• **Work instructions**
Check each line of the entries below for the word "this" and state only how many lines have it.

• **Input data**
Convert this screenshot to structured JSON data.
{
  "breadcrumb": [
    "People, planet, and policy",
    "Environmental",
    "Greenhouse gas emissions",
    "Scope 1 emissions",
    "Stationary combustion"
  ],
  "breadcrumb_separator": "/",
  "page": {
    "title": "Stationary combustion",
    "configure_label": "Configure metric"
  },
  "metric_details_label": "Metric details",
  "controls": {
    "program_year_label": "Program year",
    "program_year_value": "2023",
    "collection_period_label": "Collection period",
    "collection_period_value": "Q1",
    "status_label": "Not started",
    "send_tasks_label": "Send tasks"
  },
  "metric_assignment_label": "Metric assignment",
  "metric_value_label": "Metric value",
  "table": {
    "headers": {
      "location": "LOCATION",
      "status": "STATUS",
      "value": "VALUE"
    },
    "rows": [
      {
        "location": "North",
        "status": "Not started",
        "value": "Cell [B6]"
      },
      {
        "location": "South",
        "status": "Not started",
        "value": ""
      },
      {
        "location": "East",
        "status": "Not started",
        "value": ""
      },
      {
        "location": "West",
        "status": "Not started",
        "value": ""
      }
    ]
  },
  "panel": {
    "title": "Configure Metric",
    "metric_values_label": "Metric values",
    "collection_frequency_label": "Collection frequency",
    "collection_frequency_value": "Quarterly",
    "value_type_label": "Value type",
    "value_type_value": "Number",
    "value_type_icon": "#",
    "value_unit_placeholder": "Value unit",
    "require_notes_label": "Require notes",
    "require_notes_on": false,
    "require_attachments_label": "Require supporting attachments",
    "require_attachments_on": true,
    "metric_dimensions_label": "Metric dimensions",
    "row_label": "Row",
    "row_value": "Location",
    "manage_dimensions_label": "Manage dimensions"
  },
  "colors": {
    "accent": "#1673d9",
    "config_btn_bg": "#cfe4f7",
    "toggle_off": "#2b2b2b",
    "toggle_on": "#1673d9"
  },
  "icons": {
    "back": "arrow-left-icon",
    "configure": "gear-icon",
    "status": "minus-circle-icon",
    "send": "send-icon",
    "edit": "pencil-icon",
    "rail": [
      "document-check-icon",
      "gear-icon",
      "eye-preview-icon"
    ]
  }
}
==
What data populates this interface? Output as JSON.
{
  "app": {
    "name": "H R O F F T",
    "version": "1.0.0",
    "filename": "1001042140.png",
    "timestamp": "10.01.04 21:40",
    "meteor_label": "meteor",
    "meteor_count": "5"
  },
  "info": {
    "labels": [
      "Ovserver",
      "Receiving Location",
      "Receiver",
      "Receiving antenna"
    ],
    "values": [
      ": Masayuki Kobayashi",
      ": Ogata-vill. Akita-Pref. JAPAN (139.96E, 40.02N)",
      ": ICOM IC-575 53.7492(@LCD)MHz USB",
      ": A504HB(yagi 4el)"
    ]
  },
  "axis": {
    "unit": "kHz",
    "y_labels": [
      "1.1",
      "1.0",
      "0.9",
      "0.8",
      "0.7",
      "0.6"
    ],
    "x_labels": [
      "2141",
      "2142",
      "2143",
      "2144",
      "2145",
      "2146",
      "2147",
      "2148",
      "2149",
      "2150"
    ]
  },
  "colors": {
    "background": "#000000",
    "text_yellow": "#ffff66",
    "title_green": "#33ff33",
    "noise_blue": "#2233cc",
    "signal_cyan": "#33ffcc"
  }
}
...
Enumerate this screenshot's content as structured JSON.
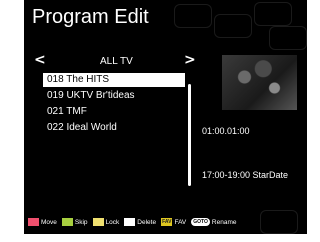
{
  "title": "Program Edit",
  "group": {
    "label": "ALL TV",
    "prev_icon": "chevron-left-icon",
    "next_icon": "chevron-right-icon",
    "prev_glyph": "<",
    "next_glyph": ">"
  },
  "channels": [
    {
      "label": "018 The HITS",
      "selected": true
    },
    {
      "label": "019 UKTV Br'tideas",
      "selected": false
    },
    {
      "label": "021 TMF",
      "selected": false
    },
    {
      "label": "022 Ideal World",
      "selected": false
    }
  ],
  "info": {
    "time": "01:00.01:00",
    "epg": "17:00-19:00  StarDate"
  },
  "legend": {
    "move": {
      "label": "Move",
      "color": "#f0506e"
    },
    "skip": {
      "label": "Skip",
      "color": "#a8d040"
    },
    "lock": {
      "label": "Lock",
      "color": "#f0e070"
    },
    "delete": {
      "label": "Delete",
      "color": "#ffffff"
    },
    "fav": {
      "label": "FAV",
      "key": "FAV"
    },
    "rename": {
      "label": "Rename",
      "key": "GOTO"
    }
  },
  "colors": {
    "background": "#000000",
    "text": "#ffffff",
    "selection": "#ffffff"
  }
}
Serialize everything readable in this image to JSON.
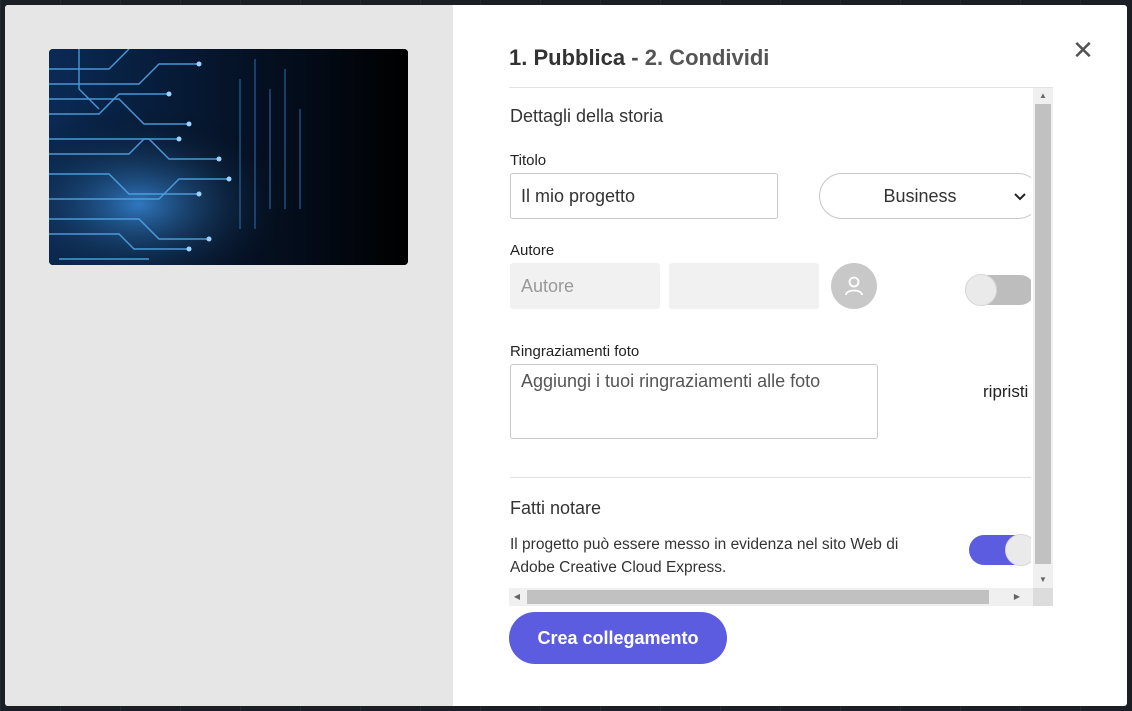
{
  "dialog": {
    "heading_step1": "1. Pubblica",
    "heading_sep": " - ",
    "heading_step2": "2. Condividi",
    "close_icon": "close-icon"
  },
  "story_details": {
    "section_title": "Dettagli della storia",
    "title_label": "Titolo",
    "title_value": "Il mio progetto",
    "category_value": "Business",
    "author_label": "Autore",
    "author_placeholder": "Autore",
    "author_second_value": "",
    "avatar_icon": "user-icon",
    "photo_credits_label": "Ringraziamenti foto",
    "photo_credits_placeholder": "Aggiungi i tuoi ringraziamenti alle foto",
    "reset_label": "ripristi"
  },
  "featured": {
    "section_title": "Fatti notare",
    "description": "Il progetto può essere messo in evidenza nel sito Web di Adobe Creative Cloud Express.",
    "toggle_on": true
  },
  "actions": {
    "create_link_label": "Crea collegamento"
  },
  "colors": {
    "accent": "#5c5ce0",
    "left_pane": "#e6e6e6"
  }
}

• **Exercise response**
4